### How to complete this task
Lines in the entries below where the word "JSON" shows up should each be copied.

*** Entries provided ***

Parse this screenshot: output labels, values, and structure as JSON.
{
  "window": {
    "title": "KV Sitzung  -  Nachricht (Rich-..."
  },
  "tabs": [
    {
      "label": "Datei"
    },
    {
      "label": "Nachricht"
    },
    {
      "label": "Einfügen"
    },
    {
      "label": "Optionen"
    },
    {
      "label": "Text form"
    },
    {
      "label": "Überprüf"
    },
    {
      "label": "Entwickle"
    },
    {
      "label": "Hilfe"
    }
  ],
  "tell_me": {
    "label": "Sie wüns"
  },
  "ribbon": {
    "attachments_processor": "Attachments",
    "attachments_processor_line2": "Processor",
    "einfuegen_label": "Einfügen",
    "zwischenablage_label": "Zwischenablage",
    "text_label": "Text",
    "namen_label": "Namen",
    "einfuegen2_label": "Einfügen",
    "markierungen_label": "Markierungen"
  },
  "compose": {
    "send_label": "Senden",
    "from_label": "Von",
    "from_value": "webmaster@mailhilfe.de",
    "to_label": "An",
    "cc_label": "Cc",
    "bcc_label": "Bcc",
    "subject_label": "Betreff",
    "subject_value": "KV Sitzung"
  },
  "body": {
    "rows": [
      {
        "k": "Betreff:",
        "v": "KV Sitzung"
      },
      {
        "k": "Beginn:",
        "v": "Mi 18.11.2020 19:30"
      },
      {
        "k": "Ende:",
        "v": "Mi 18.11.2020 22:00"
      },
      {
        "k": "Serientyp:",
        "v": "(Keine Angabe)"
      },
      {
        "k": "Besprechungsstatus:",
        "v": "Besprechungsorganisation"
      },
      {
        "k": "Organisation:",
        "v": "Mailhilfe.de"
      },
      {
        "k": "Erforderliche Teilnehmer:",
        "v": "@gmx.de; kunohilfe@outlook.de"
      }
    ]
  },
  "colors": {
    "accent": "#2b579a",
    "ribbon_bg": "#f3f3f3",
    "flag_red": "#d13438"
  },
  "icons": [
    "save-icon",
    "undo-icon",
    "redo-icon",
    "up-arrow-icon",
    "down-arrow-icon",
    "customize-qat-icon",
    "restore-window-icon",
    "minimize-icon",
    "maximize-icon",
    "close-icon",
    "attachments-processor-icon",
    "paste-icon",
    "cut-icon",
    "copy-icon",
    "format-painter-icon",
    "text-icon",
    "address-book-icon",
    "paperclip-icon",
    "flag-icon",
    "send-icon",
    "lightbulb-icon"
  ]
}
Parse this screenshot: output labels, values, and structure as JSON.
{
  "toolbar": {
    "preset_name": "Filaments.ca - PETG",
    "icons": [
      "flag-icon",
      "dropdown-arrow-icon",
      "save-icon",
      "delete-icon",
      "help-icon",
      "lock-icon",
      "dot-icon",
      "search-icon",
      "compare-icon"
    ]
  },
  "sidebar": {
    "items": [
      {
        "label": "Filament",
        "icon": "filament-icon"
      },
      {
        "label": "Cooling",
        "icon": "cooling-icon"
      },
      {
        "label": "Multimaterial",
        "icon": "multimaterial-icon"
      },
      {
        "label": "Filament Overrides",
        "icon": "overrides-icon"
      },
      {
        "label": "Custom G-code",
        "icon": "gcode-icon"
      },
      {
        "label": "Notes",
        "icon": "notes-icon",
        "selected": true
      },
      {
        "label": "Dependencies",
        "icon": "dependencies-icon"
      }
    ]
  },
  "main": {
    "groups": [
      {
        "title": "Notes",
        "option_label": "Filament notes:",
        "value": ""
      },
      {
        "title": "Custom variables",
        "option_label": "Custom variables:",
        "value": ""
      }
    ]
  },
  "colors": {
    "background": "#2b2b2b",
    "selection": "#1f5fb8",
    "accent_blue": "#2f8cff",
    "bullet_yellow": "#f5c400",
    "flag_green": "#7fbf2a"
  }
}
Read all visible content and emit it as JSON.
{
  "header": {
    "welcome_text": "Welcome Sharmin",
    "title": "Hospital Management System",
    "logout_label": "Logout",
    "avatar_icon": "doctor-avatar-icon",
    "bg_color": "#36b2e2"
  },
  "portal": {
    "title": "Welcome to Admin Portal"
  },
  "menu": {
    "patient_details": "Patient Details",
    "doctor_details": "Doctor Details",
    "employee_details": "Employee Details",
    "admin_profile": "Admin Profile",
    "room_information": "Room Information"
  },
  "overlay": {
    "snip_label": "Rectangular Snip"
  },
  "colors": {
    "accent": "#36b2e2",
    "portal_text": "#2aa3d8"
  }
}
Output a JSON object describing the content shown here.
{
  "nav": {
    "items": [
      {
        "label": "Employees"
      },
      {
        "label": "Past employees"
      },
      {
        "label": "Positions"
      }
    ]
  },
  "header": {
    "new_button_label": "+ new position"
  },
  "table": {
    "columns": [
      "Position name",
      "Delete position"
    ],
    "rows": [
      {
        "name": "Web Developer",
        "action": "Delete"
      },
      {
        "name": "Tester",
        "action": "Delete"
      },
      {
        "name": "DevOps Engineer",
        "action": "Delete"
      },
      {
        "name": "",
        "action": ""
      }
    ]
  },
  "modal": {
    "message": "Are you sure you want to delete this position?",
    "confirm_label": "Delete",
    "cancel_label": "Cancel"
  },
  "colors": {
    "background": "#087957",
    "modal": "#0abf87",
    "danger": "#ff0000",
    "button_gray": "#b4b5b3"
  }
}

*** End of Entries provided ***

### Answer space
Parse this screenshot: output labels, values, and structure as JSON.
Parse this screenshot: output labels, values, and structure as JSON.
Read all visible content and emit it as JSON.
Output a JSON object describing the content shown here.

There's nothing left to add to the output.